Direct heating with solar panels has a couple of drawbacks. The first being "a Watt is a Watt", meaning if you expect to run a 1400 Watt heater you need to have 1400 Watts available to get full performance from it. Heat transfer calcs needn't enter into it at all; you're simply shifting the Voltage and current type. Panels do not put out their rated Wattage, but rather an average that is usually significantly below the rating. The good news is that in cold temps the Voltage goes up a bit and at high elevations the current is somewhat better (increased insolation). The other drawback is that the thermostatic controls on these heaters are meant to switch AC, not DC, and may not stand up for very long if used for non-rated current type, Amps, or Voltage.

On the whole it isn't very practical to use PV for direct heating purposes because you only get power when the sun shines. You can accomplish the same thing with direct solar heating usually with greater efficiency (panels are <20% efficient).

So to run a single 1400 Watt heater you'd need about 1800 Watts of PV (which could be wired up to provide approximately the correct 120 Volts) and a thermostatic control that wouldn't fry from trying to do the switching. Pretty expensive way of doing it.
Re: heat transfer cals
To BB.
I forgot to mention why we were trying for a direct connection from 12VDC panel to 120VAC heater is that low temperatures and high altitude just kill batteries. Last year we brought two marine deep cy. up here by pack mule. The batteries did not arrive in the best condition we had hoped.

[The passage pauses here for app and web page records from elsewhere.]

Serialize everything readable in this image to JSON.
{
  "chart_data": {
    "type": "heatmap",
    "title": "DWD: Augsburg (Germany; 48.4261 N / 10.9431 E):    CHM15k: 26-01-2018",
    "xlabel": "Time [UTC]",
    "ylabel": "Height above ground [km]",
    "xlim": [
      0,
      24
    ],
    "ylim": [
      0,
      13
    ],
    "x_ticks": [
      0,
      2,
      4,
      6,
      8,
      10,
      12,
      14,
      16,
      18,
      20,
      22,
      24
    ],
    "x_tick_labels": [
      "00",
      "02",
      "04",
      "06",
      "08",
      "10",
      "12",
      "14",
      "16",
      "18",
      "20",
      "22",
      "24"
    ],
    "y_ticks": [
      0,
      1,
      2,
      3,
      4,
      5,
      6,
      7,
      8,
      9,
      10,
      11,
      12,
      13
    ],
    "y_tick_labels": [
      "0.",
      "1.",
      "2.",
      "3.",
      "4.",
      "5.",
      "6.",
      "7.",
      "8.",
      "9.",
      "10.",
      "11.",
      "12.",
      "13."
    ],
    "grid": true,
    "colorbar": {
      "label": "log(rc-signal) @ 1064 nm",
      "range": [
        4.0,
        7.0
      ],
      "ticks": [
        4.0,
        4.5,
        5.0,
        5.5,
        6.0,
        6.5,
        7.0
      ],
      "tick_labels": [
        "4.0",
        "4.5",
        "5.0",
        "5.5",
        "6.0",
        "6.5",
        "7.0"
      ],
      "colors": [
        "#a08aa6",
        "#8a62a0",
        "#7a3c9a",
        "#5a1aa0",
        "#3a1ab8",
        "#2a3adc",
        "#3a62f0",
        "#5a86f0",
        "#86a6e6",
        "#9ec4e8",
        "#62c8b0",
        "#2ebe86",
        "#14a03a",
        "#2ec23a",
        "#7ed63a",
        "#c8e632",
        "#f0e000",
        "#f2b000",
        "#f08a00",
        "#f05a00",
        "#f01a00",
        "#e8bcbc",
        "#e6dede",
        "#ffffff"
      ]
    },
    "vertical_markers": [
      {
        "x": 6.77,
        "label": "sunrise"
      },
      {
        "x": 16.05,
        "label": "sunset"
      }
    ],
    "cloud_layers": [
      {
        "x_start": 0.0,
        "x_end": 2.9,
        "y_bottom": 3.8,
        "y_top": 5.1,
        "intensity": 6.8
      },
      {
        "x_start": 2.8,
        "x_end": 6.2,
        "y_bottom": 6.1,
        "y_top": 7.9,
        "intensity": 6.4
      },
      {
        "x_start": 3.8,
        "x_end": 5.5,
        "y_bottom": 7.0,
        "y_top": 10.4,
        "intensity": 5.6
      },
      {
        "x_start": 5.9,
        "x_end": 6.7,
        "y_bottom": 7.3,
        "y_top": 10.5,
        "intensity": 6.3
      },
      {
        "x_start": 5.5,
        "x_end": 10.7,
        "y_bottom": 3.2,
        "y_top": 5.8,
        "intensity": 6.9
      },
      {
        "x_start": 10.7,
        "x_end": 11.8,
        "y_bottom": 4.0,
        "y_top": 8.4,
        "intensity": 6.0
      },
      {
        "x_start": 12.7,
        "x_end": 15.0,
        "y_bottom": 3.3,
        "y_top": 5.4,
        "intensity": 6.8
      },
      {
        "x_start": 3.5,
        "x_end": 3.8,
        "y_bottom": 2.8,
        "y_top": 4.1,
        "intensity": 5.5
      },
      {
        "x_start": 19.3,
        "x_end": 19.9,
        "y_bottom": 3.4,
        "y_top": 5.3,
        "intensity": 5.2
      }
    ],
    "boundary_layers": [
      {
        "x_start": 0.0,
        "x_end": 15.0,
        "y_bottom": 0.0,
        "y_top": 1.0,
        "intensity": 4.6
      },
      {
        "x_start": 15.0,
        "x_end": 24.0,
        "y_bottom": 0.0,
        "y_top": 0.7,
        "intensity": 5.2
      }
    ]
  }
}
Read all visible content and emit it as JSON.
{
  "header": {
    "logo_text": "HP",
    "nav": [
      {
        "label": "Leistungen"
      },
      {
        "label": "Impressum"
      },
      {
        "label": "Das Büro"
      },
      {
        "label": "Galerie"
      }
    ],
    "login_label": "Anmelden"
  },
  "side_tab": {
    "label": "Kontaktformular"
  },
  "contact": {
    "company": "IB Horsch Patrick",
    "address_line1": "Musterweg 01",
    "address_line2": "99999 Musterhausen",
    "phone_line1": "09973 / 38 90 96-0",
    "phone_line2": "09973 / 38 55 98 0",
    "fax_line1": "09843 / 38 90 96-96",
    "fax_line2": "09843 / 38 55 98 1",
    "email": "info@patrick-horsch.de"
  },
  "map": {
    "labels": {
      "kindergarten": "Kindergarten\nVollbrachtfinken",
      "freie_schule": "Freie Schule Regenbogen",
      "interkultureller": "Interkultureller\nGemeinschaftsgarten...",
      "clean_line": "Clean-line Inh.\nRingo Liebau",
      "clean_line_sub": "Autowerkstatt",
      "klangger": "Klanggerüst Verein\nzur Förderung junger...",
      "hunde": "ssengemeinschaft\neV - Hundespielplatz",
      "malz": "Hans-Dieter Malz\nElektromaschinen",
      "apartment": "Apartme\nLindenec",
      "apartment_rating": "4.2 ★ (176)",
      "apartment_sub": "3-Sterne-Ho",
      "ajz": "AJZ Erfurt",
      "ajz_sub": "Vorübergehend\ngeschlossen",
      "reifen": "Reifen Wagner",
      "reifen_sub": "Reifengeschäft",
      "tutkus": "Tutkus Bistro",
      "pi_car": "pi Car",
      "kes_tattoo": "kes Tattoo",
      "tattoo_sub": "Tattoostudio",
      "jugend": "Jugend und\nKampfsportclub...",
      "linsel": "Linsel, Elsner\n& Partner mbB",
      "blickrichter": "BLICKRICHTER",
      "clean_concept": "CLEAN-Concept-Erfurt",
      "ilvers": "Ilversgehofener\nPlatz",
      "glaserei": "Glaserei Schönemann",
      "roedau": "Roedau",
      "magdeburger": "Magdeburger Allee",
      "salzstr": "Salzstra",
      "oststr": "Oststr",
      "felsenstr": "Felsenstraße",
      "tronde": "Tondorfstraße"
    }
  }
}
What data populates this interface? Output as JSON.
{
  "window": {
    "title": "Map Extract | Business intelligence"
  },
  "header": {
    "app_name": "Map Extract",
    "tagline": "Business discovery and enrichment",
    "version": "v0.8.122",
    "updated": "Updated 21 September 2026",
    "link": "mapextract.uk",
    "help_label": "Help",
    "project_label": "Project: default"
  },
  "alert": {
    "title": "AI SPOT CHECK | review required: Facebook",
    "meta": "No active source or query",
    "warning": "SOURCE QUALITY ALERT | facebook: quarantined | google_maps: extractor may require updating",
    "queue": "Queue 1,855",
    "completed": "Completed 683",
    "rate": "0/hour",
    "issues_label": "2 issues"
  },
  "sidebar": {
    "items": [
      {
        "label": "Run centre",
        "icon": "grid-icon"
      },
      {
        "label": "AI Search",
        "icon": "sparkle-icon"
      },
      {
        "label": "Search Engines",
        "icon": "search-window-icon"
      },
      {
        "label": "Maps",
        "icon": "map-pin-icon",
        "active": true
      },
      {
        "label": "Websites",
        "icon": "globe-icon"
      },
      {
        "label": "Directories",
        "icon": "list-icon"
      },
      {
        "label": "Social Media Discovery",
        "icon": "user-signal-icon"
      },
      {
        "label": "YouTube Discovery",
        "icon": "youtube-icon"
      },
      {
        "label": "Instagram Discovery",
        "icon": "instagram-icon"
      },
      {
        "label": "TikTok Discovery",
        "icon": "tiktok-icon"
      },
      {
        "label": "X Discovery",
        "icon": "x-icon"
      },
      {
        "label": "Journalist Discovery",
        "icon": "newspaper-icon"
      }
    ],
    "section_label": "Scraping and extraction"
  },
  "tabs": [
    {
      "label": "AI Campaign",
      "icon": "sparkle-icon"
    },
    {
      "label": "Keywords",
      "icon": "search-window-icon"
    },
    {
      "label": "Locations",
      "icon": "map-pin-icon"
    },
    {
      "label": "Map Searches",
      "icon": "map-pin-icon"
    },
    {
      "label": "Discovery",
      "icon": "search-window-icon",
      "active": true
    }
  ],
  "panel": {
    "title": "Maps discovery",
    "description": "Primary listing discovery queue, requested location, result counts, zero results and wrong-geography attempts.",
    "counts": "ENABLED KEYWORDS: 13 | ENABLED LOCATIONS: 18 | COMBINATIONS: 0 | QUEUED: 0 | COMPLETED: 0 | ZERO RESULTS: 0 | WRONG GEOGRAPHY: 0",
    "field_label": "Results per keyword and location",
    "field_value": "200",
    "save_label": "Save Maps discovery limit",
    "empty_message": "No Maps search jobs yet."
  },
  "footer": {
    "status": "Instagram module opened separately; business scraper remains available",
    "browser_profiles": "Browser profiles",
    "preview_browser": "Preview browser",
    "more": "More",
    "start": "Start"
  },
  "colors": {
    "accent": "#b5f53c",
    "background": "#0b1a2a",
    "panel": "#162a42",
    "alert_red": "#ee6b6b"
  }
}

So the thought of directly connecting to panel of 180 watt /17.6 volts might be enough to excite the little space heaters that are sold at wally world, Some are 500 watt resistance heaters. the larger ones are about 1400 watts oil filled. (Snow storms can dump 4 to 6 feet at a time.)...

Marine batteries are not really good deep cycle batteries... Some people have pretty good luck with them--But I would suggest good quality "Golf Cart" batteries instead. If treated correctly, they should last you 3-5 years.

You might look at sealed batteries--If you cannot bring up distilled water (or use filtered rainwater/snow), if you used stream/ground water for refilling the batteries, that could kill them pretty quickly.

AGM, while much more expensive, may be better for this application as they do not need watering (if properly charged).

Do you have any idea of how much power (Watt*Hours/Amp*Hours) per day you use? And how many watts of solar panels you installed?

I believe in building a "balanced" system... The loads size the battery bank. The battery bank+loads size the solar array.

Lead Acid batteries are pretty nice (compared to other battery chemistries)--Although, they are extremely heavy and not very high power density. But, they do not like to be over discharged/under charged--that can cut years off of their life.

-Bill
Near San Francisco California: 3.5kWatt Grid Tied Solar power system+small backup genset